Can paperboard improve the two original workpieces from Switch? Well …
It's been less than a month since Nintendo launched its Labo VR headset into the skeptical world, and the reaction was a bit better than expected. Days before the launch of their latest cardboard boxes, Nintendo surprisingly announced that Switch The Legend of Zelda's bestsellers: Breath of the Wild and Super Mario Odyssey would receive VR compatibility in the near future through free software updates. This time has come and the results make my head spin.
Barf of the Wild
The Zelda series is known for its memorable locations and sprawling geniuses, and Breath of the Wild is certainly the most massive. I was thrilled to admire the beauty of Hyrule in all directions and maybe get a new perspective on one or two puzzles through my Labo VR headset. As I moved my head back and forth and up and down to watch the view and adjust to the new motion controls, I was immediately struck by a wave of motion sickness. This was a surprise as I had no nausea during my first dozen hours of Nintendo DIY VR headsets.

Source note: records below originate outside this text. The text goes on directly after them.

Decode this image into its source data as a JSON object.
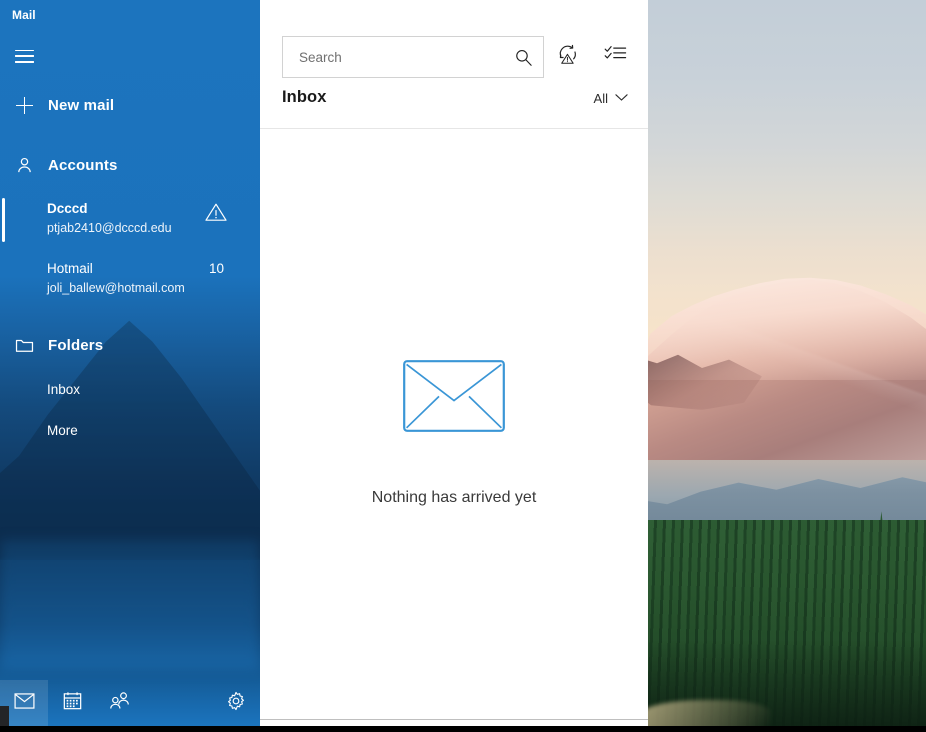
{
  "app": {
    "title": "Mail"
  },
  "nav": {
    "hamburger_icon": "hamburger-menu-icon",
    "new_mail": {
      "label": "New mail",
      "icon": "plus-icon"
    },
    "accounts_section": {
      "label": "Accounts",
      "icon": "person-icon",
      "items": [
        {
          "name": "Dcccd",
          "email": "ptjab2410@dcccd.edu",
          "badge": "",
          "status_icon": "warning-triangle-icon",
          "selected": true
        },
        {
          "name": "Hotmail",
          "email": "joli_ballew@hotmail.com",
          "badge": "10",
          "status_icon": "",
          "selected": false
        }
      ]
    },
    "folders_section": {
      "label": "Folders",
      "icon": "folder-icon",
      "items": [
        {
          "label": "Inbox"
        },
        {
          "label": "More"
        }
      ]
    },
    "bottom_bar": [
      {
        "name": "mail",
        "icon": "envelope-icon",
        "active": true
      },
      {
        "name": "calendar",
        "icon": "calendar-icon",
        "active": false
      },
      {
        "name": "people",
        "icon": "people-icon",
        "active": false
      },
      {
        "name": "settings",
        "icon": "gear-icon",
        "active": false
      }
    ]
  },
  "list_pane": {
    "search": {
      "placeholder": "Search",
      "value": "",
      "icon": "search-icon"
    },
    "toolbar": {
      "sync_icon": "sync-error-icon",
      "selection_icon": "selection-mode-icon"
    },
    "header": {
      "title": "Inbox",
      "filter_label": "All",
      "filter_chevron": "chevron-down-icon"
    },
    "empty_state": {
      "icon": "envelope-outline-icon",
      "message": "Nothing has arrived yet"
    }
  },
  "colors": {
    "accent_blue": "#1e74bf",
    "envelope_outline": "#3a96d6",
    "text_dark": "#1a1a1a",
    "divider": "#e6e6e6"
  }
}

Lateral head movements moved the camera around Link, while up and down movements brought me closer or farther from the hero of the time. It was abominable, to say the least, and I soon had to take a break so my eyes and brain could catch up. The grainy display of Labo VR has not helped to blur the beautiful environment of the Zelda blurred and pixelated constrictions.
Like all other 3D Zeldas, Breath of the Wild is a third-person adventure that occasionally turns into a first-person or a first-person adventure over the shoulder for action such as shooting arrows or departing distant places. Not surprisingly, these actions in VR felt pretty accurate and satisfying. Swinging right to the right point when shooting an arrow in mid-air felt natural, but was quickly destroyed by the relapse into Breath of the Wild's awkward third-person camera controls.
The newest Zelda was not originally built for VR. It is painfully obvious that this latest update should never have entered the realm of virtual reality. Repeating Breath of the Wild is always a good idea, but not with the switch being two inches away from your face.
Odyssey What You There
Unlike Breath of the Wild, Super Mario Odyssey's update includes a dedicated VR adventure, one developed for the strengths of the headset. The experience keeps you in a fixed place in one of the three familiar Odyssey Kingdoms and sets you the task of finding instruments for band members in need. It works surprisingly well. All you have to do is turn and look. Mario is brought into sight to collect coins, sheet music and instruments as needed. It's a simple concept, and that makes it so effective.
Although cute and accessible, Odyssey's VR mode still suffers from the same downgraded visuals that exist in Breath of the Wild and all Labo VR experiences. You can magnify with the shoulder buttons, but it's hard not to strain your eyes when looking for items and characters hidden in the distance. Odyssey even pauses every few minutes to remind you to take a break and give your eyes and arms a much needed rest period.
After playing Odyssey's VR mode for about 20 minutes, I had helped every musician in sight and had a small bonus level unlocked. It was an entertaining, but ultimately memorable little excursion that more coveted me.
Both the Zelda and the Mario VR update feel like Nintendo experimenting with their latest toy. It will be interesting to see if the company is bringing these updates to other games in the Switch library and how they could use VR in their already established gameplay. For now, I will rest my eyes.
Ben Bertoli is happy to talk cardboard VR kits on Twitter at @SuperBentendo .